I don't check the games corner in the newspaper shops very often these days, but today I've been reminded that it can be worth to pop in every once in a while. Started in 1988 as a companion booklet to Happy Computer, Power Play was one of the earliest German computer and video game periodicals. Together with almost all other old mags in the country, it was discontinued around the turn of the century, but now it's back! Well... sort of. Although the cover bears the enchanting label "N°01 2013," at the time being the new Power Play unfortunately is only a one-off special of the general computing magazine Chip.
The good news is, this isn't a mere resurrection in name only, but actually put together by some of its founding fathers and other veterans of the trade - compare the list of contributors below with the people I've mentioned in my earlier look at some ancient German mags.
With almost everyone's age on the team being beyond 40, the publication focuses on games with a history - be it retro remakes, sequels of long-lived series or games that follow design philosophy of old.
The mag itself takes a very mature (in the real sense) stance towards the medium. With several making-of features and developer interviews (Richard Garriot, Chris Hülsbeck, Ron Gilbert and many others) there is a strong focus on "proper" journalism. Thanks to the bundled experience, the quality of the writing is superior to any other mag out there (please pardon my wooden English translations of the quotes in this post). Several contributors get their own column, which they mostly use to bitch about recent negative trends like achievement exploitation, the oversaturation on the iOS app store, or soulless cash-ins on beloved franchises, as Heinrich Lenhardt writes on Lord of Ultima: "It doesn't play one bit like something one would expect with the name Ultima.

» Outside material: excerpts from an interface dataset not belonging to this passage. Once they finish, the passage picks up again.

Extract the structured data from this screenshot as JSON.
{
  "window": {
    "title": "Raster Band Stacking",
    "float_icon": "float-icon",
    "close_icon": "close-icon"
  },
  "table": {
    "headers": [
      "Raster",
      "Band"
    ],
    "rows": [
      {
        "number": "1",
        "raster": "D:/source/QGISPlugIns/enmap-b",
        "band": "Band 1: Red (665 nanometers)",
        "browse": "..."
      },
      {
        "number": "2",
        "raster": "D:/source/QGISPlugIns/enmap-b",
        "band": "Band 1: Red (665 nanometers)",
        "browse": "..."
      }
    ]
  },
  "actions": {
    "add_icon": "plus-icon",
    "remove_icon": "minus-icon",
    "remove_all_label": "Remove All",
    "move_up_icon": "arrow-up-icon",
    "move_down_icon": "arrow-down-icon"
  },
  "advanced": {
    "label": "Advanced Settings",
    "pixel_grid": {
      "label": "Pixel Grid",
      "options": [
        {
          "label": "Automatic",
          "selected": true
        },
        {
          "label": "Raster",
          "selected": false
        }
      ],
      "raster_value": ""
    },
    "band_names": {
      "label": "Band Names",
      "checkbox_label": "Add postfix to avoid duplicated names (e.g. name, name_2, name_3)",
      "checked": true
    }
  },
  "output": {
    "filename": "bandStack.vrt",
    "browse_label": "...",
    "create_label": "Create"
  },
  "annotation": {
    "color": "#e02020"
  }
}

The damage to its image shouldn't be underestimated. As EA is now trying to bake a modern follow-up to Ultima IV with Ultima Forever, part of the fan base will be somewhat reserved due to the adulteration in Lord of Ultima."
The new Power Play also does reviews, but ditches the ridiculous percent rating system that is still dominating the German games journalism landscape in favor of a personal 5-star rating. The choice of titles to review is also very selective: "Our team of reviewers is proud of its Midlife-Crisis-worthy average age. We hope for a higher compatibility to the taste of a mature readership. (...) An obscure indie game with retro style elements or the remake of a classic may be more exciting to our reviewers than the generic sequel of a popular series."
The 2-page reviews all contain an overview of the history of the franchise or its designer, and a selection of three quoted opinions from other (online-)publications. About a third of the reviews is squeezed onto a single page, where those are missing.
Fifa 2013 - the longest review - is accompanied with a collection of 11 soccer game milestones.
The mag ends with a retro section proper, which contains company profiles of Super Fighter Team and Psygnosis, an overview of the Commodore Amiga's career, a making of about Q*Bert and a number of retro reviews - now without any assigned score, but interesting quotes the authors (and some of their German colleagues) wrote about the game back in the day.
All in all, stumbling over the mag has been a very pleasant surprise, the writing is top notch, and the selection of topics is perfect to the taste of a Hardcore Gaming 101 editor/reader (the only slip-up being the interview with the German alternative rock band The Donots, which apparently just happens to like video games).
The mag comes with a DVD, but distributing the contained freeware games, demos and tools this way now really feels anachronistic. It has also a video show moderated by Lenhardt that contains a few neat features like a visit at Chris Hülsbeck's studio and a tongue-in-cheek comparison of Fifa 2013 and the 1983 C64 game International Soccer, alongside trailers for Wreck-It Ralph, the reality TV-style retro tournament movie Brot und Spiele (another one of those, ugh!), Chris Robert's new space sim Star Citizen/Squadron 42, but that doesn't even run in regular DVD players, and they would've been better off just posting it online to keep the costs low.
The price of €8,90 for 130 pages might seem a bit prohibitive (or am I that out of touch with the price range of print mags these days?), but I cannot but urge any German-speaking reader to make that purchase - who knows when we'll ever see such a well-written, well-composed magazine again? (Actually, the editorial hints that more issues might be a possibility if this proves successful, so buy, buy, buy!)